I guess I am missing the point. If a 6 year old is interested in pottery and his dad wants to encourage this, why not start him off with pottery equipment and tools instead ad hoc stuff? Banding wheels are not for throwing pots and it just seems he is going to probably spend most of his time annoyed with the equipment and likely lose interest in the whole thing.
Posted by Stephen on 28 March 2014 - 10:28 AM
Ya know, I would say try and think of recycled clay as a bonus and just go with the flow when it does not work out.

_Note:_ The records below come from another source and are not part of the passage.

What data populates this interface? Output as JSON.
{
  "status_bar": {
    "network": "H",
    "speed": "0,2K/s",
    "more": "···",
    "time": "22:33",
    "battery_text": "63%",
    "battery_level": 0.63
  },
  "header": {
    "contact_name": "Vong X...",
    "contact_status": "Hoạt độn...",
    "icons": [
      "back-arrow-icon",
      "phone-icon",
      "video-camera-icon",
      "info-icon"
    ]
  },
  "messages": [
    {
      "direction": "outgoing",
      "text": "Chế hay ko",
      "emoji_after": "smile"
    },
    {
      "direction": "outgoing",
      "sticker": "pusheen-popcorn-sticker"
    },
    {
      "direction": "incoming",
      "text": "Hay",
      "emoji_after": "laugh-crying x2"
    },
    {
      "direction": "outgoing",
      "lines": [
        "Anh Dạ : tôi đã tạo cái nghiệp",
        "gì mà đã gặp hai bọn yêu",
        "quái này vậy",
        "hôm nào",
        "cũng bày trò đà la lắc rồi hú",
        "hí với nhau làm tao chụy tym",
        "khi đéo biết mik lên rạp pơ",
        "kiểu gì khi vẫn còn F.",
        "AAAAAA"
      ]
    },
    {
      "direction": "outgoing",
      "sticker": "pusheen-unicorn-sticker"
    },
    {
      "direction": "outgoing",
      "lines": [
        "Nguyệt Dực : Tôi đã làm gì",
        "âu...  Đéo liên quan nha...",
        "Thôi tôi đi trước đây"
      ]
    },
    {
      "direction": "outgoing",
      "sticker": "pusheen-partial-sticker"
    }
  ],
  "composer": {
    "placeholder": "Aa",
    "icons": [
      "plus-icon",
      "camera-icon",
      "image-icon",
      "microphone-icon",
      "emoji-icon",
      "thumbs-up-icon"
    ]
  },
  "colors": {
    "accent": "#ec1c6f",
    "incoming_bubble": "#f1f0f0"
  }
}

At the end of the day you're reclaiming all that can be reclaimed and keeping waste to a minimum and that's really what its all about, right?
Maybe just hold it to the side and use it when you are experimenting with a new form or use it up making a round of new garden pots for your personal use.
I am learning to just go with it when things go wrong as issues just seem to pop up at the most inopportune times, don't let it take away your Zen :-)
Posted by Stephen on 19 March 2014 - 10:33 AM
well if you are making 100 pots a day, every day, and they sell for an average of $30 that's 1.1 million dollars in pottery and one can afford whatever water system they want
Posted by Stephen on 31 January 2014 - 12:23 PM
I would chime in that the difference in production work and studio work makes a huge difference.
A hand crafted mug that has a lot of additional detail and time involved might be priced substantially higher as more of an art piece than a production mug that is thrown in a few minutes, trimmed in a few minutes and a couple of minutes of a 2-3 hour glazing session along with a small corner of a kiln (our 9 cf kiln cost about $6-7 to fire by the way). 30 seconds more of bottom sanding an it is ready to go out the door somewhere.
This production mug is still going to be a beautiful handcrafted mug (may well have a little carving or slip work) and gleaned from hours of drawings, testing and other design work by the potter, perfected for production runs and will be priced at say $25 retail.
A $12.50 split works out OK for the potter and selling direct to the public will earn $15-$17.50. Direct selling through decent size fairs cost about 30-40% in expenses (but you will get some show labor at slightly above min wage out of that :-) and could increase north of 50% if you have a string of show failures and have to eat some additional cost somewhere. Like Mark said, it is going to be a moving target trying to attach direct expenses to individual production items if you make and sell many.
One thing I would warn is not to take more involved artistic studio work that is done on a functional piece of pottery, like a mug, that you invest a lot of time in and then price it like a production piece or you will have trouble making it work.
Not sure I agree with your pricing based on experience. A subpar mug should not go out and if its a quality mug then why should it not be priced a what is perceived to be the market rate? A famous potter may command much more but you are advocating pricing at well below what I think most folks see the market rate of 20-25 bucks for artisan made handcrafted mugs. I think this is what the artisan market sees as an average price for a nice hand thrown mug (I am assuming your talking about hand thrown mugs and not slab work).
I would argue that the adjustment is made if you're honest about the work and only sell beautiful mugs and trash the rest. This means that a new professional is going to have a much higher failure rate than a seasoned pro and make less because of this. The mugs that hit the market though are all of high quality and priced right. Everyone is served as the market is not depressed and the seasoned pro is realizing some additional perk of his/her years of hard work.
The business forum moderator, Mea Rhee, did a fantastic hourly earnings project that was published by this sites magazine and Mark C's and others threads offer of lots and lots of details on making a living at this.
Good luck with your first wholesale customer!